Try it:
Produce a verbatim copy of the following records, leaving out all pictures.

Source information:
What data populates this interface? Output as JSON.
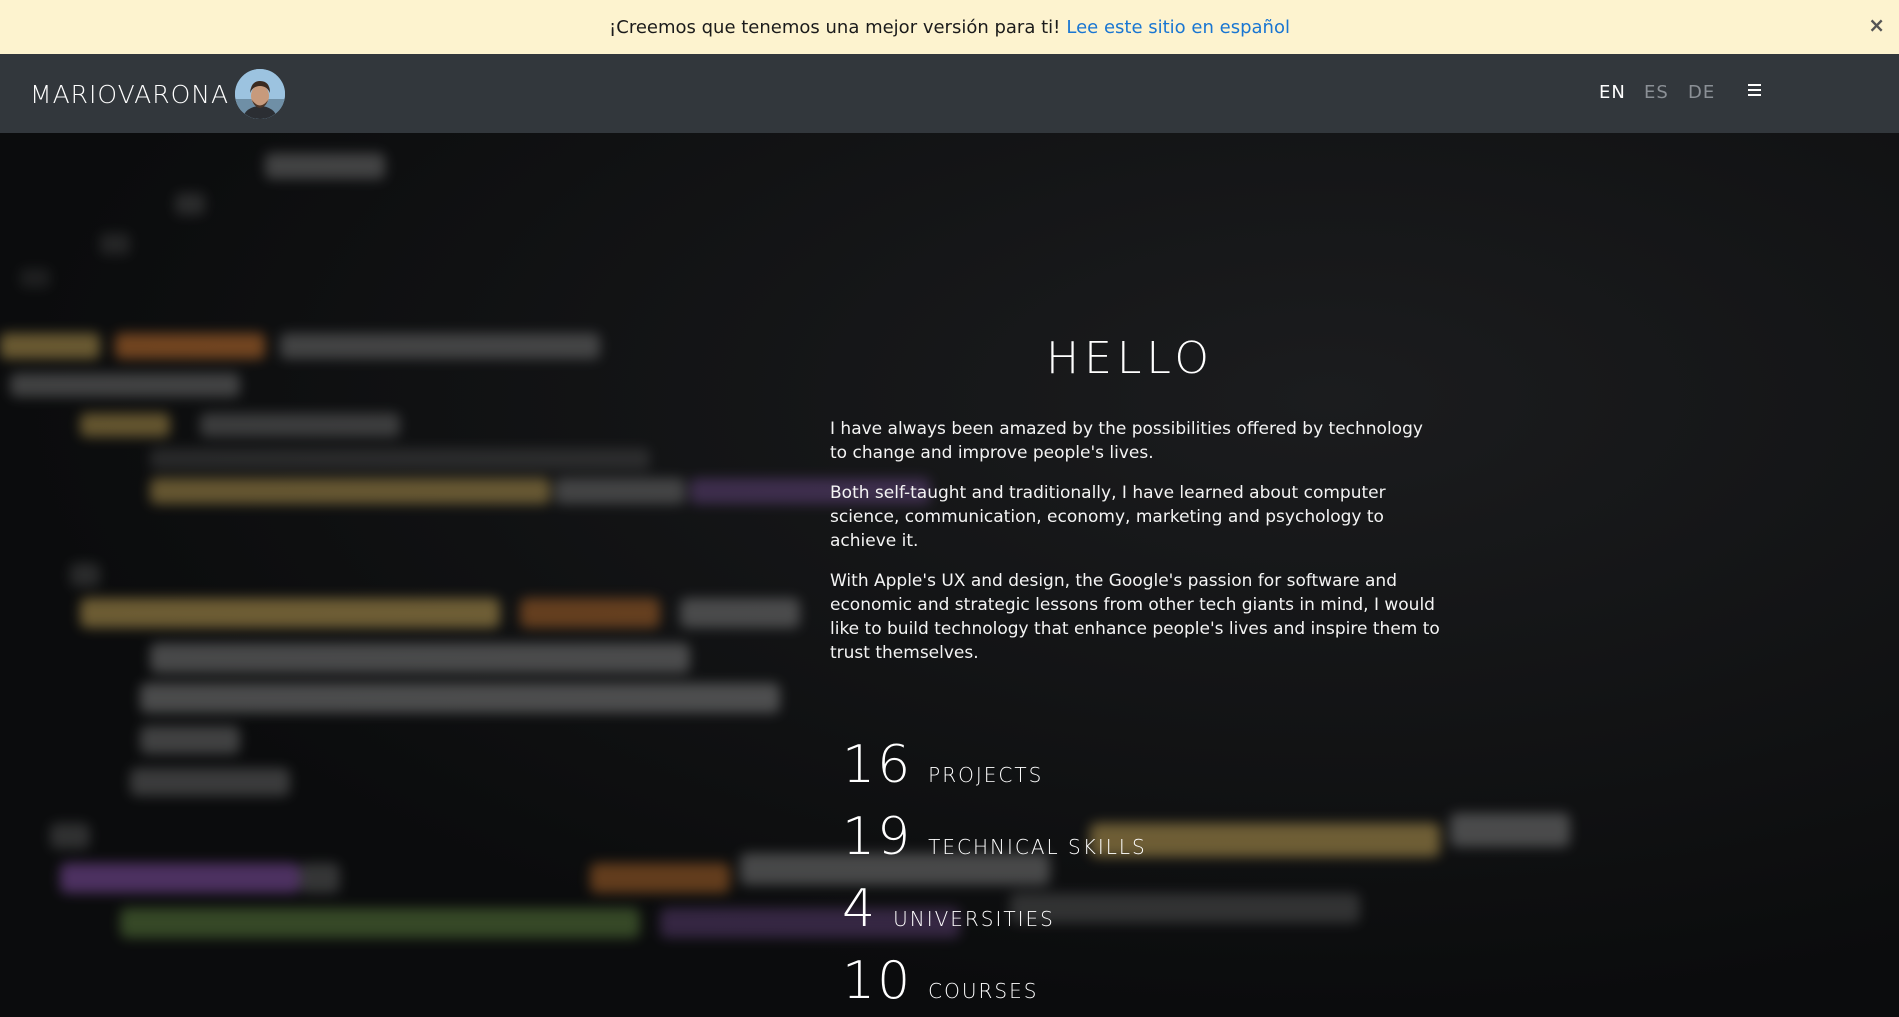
{
  "banner": {
    "message": "¡Creemos que tenemos una mejor versión para ti!",
    "link_text": "Lee este sitio en español",
    "close_symbol": "×"
  },
  "navbar": {
    "brand": "MARIOVARONA",
    "languages": [
      "EN",
      "ES",
      "DE"
    ],
    "active_language": "EN",
    "menu_icon": "hamburger-icon"
  },
  "hero": {
    "title": "HELLO",
    "paragraphs": [
      "I have always been amazed by the possibilities offered by technology to change and improve people's lives.",
      "Both self-taught and traditionally, I have learned about computer science, communication, economy, marketing and psychology to achieve it.",
      "With Apple's UX and design, the Google's passion for software and economic and strategic lessons from other tech giants in mind, I would like to build technology that enhance people's lives and inspire them to trust themselves."
    ],
    "stats": [
      {
        "number": "16",
        "label": "PROJECTS"
      },
      {
        "number": "19",
        "label": "TECHNICAL SKILLS"
      },
      {
        "number": "4",
        "label": "UNIVERSITIES"
      },
      {
        "number": "10",
        "label": "COURSES"
      }
    ]
  },
  "colors": {
    "banner_bg": "#fdf3cf",
    "link": "#1976d2",
    "navbar_bg": "#32373c",
    "hero_bg": "#0f1011"
  }
}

Output for this task:
What data populates this interface? Output as JSON.
{
  "banner": {
    "message": "¡Creemos que tenemos una mejor versión para ti!",
    "link_text": "Lee este sitio en español",
    "close_symbol": "×"
  },
  "navbar": {
    "brand": "MARIOVARONA",
    "languages": [
      "EN",
      "ES",
      "DE"
    ],
    "active_language": "EN",
    "menu_icon": "hamburger-icon"
  },
  "hero": {
    "title": "HELLO",
    "paragraphs": [
      "I have always been amazed by the possibilities offered by technology to change and improve people's lives.",
      "Both self-taught and traditionally, I have learned about computer science, communication, economy, marketing and psychology to achieve it.",
      "With Apple's UX and design, the Google's passion for software and economic and strategic lessons from other tech giants in mind, I would like to build technology that enhance people's lives and inspire them to trust themselves."
    ],
    "stats": [
      {
        "number": "16",
        "label": "PROJECTS"
      },
      {
        "number": "19",
        "label": "TECHNICAL SKILLS"
      },
      {
        "number": "4",
        "label": "UNIVERSITIES"
      },
      {
        "number": "10",
        "label": "COURSES"
      }
    ]
  },
  "colors": {
    "banner_bg": "#fdf3cf",
    "link": "#1976d2",
    "navbar_bg": "#32373c",
    "hero_bg": "#0f1011"
  }
}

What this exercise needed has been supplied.